Computer software that allows a user to issue spoken commands to his or her computer, and which is particularly useful to those whose disabilities may prevent them from manipulating other forms of computer interface, such as the keyboard or mouse.
Employers may need help in thinking through the possibilities for accommodations, either from the student employee, job coach, or other professionals tied to this process. For instance, when Sandra interviews for a work-study position during high school, or a full-time job after graduation, she should have the skills and disposition to describe and request the accommodations that will help her succeed. If she does not have the ability to request such accommodations, the job coach or other support staff can convey those needs to the employer. The goal is always to help the worker to become as independent as possible in performing his or her job.
In addition to their school-based or college-based experiences, young adults can get assistance with job searches, applications, interviews, and job placements from a variety of agencies. These agencies support the transition from high school to the adult work world and typically provide one of two types of services: specialized and generic.
Agency representatives may be invited to a high-school junior’s or senior’s IEP meeting to start a critical linkage long before the student graduates. The following list identifies some of the most likely sources of specialized employment support for individuals with disabilities.
- State/ regional Vocational Rehabilitation (VR) departments
- Adult agencies that teach vocational or employability skills
- Specific collaborative projects aimed at particular groups of job seekers
- 18–21 year old school-sponsored transition programs in school systems
Connections with agencies may need to occur earlier than the junior or senior year, depending on the type and availability of services needed. The sooner these connections are made, the greater the likelihood that the services will be in place when the student exits high school. Therefore, it is extremely important to make these connections while the student is planning his or her transition and has a support system to assist with the process.
A wide range of options exists for anyone in the general population who seeks assistance in obtaining employment skills or job placement. The IEP team can help the youth and family decide if these services are likely to help––if they are, the team should make sure the linkages are made long before the student exits the public school system. Some of these generic options include:
- Trade/ technical schools with job placement services tied to their specific training programs
- Community and four-year colleges with job placement services
- Workforce Investment Act One-Stop Centers
- Departments of Labor Websites and regional offices
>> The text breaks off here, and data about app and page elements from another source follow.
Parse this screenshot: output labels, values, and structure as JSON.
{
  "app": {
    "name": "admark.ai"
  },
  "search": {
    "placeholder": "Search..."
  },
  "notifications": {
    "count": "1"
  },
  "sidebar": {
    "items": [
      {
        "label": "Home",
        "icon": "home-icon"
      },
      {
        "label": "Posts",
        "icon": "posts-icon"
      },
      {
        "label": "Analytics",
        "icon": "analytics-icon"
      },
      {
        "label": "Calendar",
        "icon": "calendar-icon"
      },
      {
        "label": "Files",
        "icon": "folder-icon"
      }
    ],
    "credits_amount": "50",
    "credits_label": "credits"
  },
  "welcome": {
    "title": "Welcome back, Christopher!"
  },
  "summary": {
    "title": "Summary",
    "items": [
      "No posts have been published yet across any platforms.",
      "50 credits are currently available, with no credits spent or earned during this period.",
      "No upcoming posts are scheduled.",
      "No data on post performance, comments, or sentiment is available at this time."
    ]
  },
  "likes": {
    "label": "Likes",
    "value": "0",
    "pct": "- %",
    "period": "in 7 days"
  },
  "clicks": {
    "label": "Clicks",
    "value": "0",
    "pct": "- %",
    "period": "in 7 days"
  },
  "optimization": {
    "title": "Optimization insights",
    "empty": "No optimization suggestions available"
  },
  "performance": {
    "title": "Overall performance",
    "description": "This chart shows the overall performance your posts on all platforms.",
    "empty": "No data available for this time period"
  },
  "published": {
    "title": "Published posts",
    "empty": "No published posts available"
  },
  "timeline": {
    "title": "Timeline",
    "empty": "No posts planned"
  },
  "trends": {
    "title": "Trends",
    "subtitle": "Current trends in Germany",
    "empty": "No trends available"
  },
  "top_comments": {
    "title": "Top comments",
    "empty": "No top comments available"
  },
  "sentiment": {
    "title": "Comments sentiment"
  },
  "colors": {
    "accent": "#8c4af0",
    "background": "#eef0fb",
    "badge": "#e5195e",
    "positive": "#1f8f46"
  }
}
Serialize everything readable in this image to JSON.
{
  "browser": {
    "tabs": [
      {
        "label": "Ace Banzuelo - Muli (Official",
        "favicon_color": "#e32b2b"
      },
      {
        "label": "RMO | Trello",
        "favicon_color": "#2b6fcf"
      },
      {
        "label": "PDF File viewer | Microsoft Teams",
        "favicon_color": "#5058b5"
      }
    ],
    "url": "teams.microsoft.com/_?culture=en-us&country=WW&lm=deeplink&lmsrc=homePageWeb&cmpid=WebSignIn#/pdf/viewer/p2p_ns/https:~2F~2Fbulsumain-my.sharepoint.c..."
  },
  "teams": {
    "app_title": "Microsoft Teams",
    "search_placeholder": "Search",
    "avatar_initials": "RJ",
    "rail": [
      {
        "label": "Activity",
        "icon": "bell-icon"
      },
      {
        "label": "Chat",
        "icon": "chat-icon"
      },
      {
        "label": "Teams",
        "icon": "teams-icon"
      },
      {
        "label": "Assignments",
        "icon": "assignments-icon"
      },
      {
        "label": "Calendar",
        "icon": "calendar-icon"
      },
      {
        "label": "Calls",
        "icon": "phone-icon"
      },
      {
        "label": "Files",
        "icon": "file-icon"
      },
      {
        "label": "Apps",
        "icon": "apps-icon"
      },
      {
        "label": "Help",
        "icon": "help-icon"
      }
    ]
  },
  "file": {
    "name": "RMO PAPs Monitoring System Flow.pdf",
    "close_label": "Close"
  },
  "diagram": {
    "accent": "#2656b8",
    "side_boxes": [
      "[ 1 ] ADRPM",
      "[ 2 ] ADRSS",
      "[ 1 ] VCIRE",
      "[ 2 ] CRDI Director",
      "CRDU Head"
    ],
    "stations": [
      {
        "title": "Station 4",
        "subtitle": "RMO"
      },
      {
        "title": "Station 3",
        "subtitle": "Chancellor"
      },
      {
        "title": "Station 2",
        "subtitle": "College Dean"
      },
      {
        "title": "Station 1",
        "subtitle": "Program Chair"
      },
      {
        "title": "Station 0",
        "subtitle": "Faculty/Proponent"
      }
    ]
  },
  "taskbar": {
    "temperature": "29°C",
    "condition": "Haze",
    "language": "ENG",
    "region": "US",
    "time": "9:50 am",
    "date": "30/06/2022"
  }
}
- Job placement agencies (often private and in large metropolitan areas)
- Military services
- Apprenticeship programs
In addition, most states and communities have an array of agencies focused on employment services for individuals with disabilities. These agencies are skilled in preparing, placing, and supporting individuals with disabilities in employment settings.
For Your Information
Both the U.S. Department of Labor and the Departments of Labor at the state level provide information concerning employment. Materials available online and at other locations (e.g., public, high-school, college libraries) contain useful information regarding emerging employment trends in local, regional, and statewide areas.
Transition Update – Supporting Sandra's Vocational Decisions
As a member of Sandra’s IEP team, Mr. Hunter helps her to identify post-secondary training options. Because her vocational choice at this point is a nursing assistant, Mr. Hunter identifies a private training academy that offers nursing assistant certification courses as a potential post-school training option. In addition, he connects Sandra with the Red Cross, through which she can take First Aid and CPR training courses. He also utilizes his community network to help her to obtain a volunteer position with the Green Springs Assisted Living Center. Sandra volunteers there one day a week after school, experience that gives her a good sense of what her future career choice might entail.